Neuroblastoma is the second most common solid tumor in childhood affecting about 7% of all children with cancer. It is the most common solid cancer in infants. There are over 700 cases each year in the U.S. Neuroblastoma most often originates in the adrenal glands, which are located on top of each kidney. However, tumors can begin anywhere in the body. Other common sites are the chest, neck and pelvis. While neuroblastoma may be found in only one spot in the body at the time of diagnosis in some patients, in others the cancer may have spread from its primary location to the lymph nodes, bone marrow, or bones. In Sweden, all children diagnosed with a neuroblastoma tumor are treated according to SIOPEN protocols after decision in the national collaborative solid tumour group, VSTB (Vårdplaneringsgruppen för Solida Tumörer hos Barn).

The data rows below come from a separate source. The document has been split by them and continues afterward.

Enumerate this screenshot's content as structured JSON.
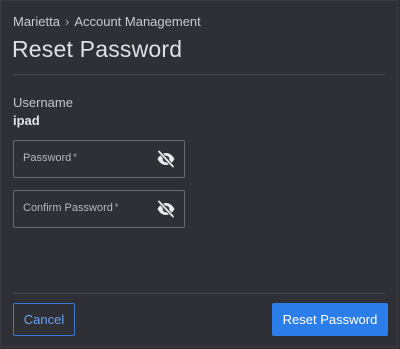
{
  "breadcrumb": {
    "parent": "Marietta",
    "separator": "›",
    "current": "Account Management"
  },
  "title": "Reset Password",
  "username": {
    "label": "Username",
    "value": "ipad"
  },
  "fields": {
    "password": {
      "placeholder": "Password",
      "required_mark": "*",
      "icon": "eye-slash-icon"
    },
    "confirm": {
      "placeholder": "Confirm Password",
      "required_mark": "*",
      "icon": "eye-slash-icon"
    }
  },
  "buttons": {
    "cancel": "Cancel",
    "reset": "Reset Password"
  },
  "colors": {
    "background": "#2f3036",
    "primary": "#2b7de9",
    "cancel_border": "#3a78d8"
  }
}
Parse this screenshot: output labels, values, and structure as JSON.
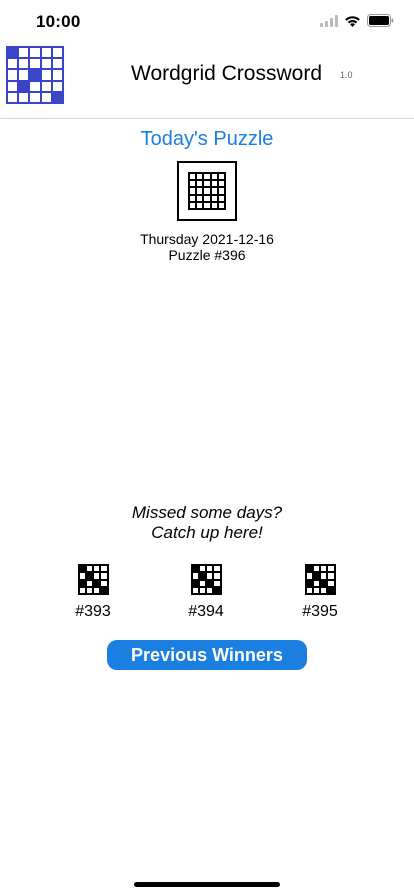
{
  "status_bar": {
    "time": "10:00"
  },
  "header": {
    "title": "Wordgrid Crossword",
    "version": "1.0",
    "accent_color": "#3a44c6"
  },
  "today": {
    "heading": "Today's Puzzle",
    "date": "Thursday 2021-12-16",
    "puzzle_number": "Puzzle #396"
  },
  "catch_up": {
    "line1": "Missed some days?",
    "line2": "Catch up here!",
    "puzzles": [
      {
        "label": "#393"
      },
      {
        "label": "#394"
      },
      {
        "label": "#395"
      }
    ]
  },
  "winners_button": {
    "label": "Previous Winners",
    "color": "#1a7fe0"
  }
}
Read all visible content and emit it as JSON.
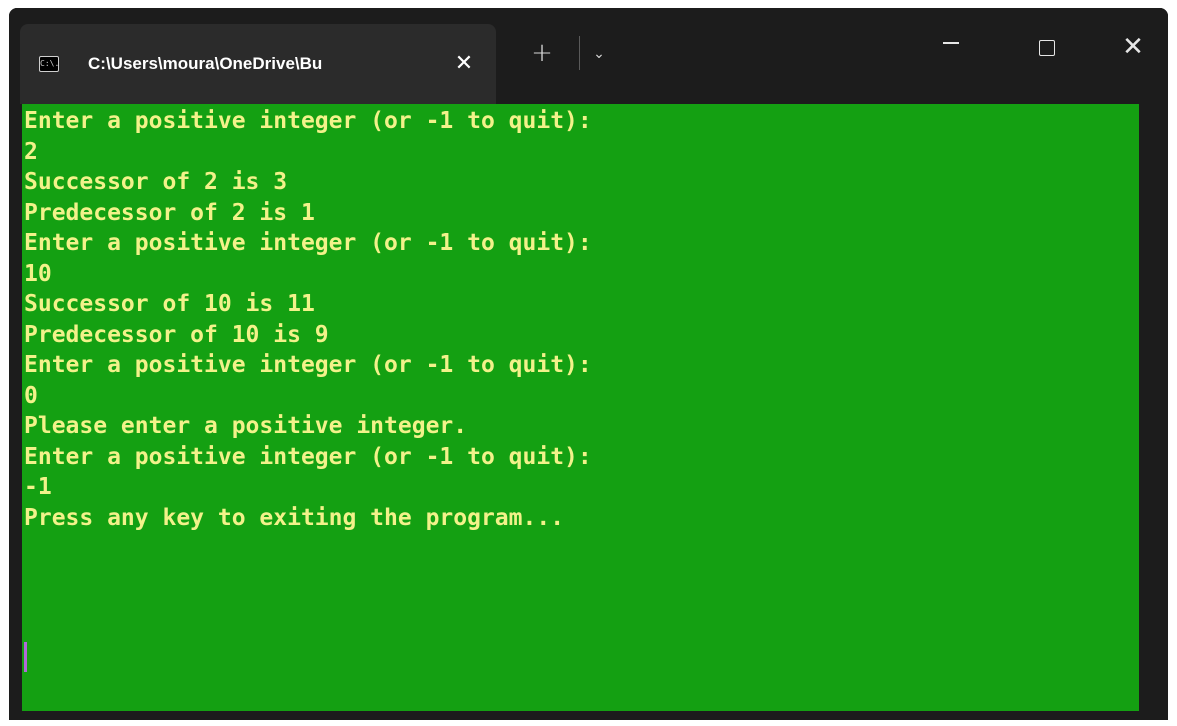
{
  "window": {
    "tab_icon_text": "C:\\.",
    "tab_title": "C:\\Users\\moura\\OneDrive\\Bu",
    "tab_close": "✕",
    "new_tab": "+",
    "dropdown": "⌄",
    "close_symbol": "✕"
  },
  "colors": {
    "terminal_background": "#14a012",
    "terminal_text": "#f2f28a",
    "titlebar_background": "#1c1c1c",
    "tab_background": "#2b2b2b",
    "cursor": "#b06ad9"
  },
  "icons": {
    "tab_icon": "terminal-icon",
    "close_tab": "close-icon",
    "new_tab": "plus-icon",
    "dropdown": "chevron-down-icon",
    "minimize": "minimize-icon",
    "maximize": "maximize-icon",
    "close_window": "close-icon"
  },
  "terminal": {
    "lines": [
      "Enter a positive integer (or -1 to quit):",
      "2",
      "Successor of 2 is 3",
      "Predecessor of 2 is 1",
      "Enter a positive integer (or -1 to quit):",
      "10",
      "Successor of 10 is 11",
      "Predecessor of 10 is 9",
      "Enter a positive integer (or -1 to quit):",
      "0",
      "Please enter a positive integer.",
      "Enter a positive integer (or -1 to quit):",
      "-1",
      "Press any key to exiting the program..."
    ]
  }
}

In cases of neuroblastoma without Myc-amplification, the cure rate is over 80%; however, when Myc is amplified, the cure rate drops to less than 30%. Despite intense chemotherapy and transplant procedures, the cure rate has remained unchanged for this sub-type. Dr. Graves examines the Myc gene to try to understand what it does that is different than cells with normal levels of Myc. His area of focus is on how Myc change mitochondria, a part of the cell that regulates cell death and provides cell energy. Since neuroblastoma often has few symptoms, it may spread (metastasize) to other parts of the body before it is found.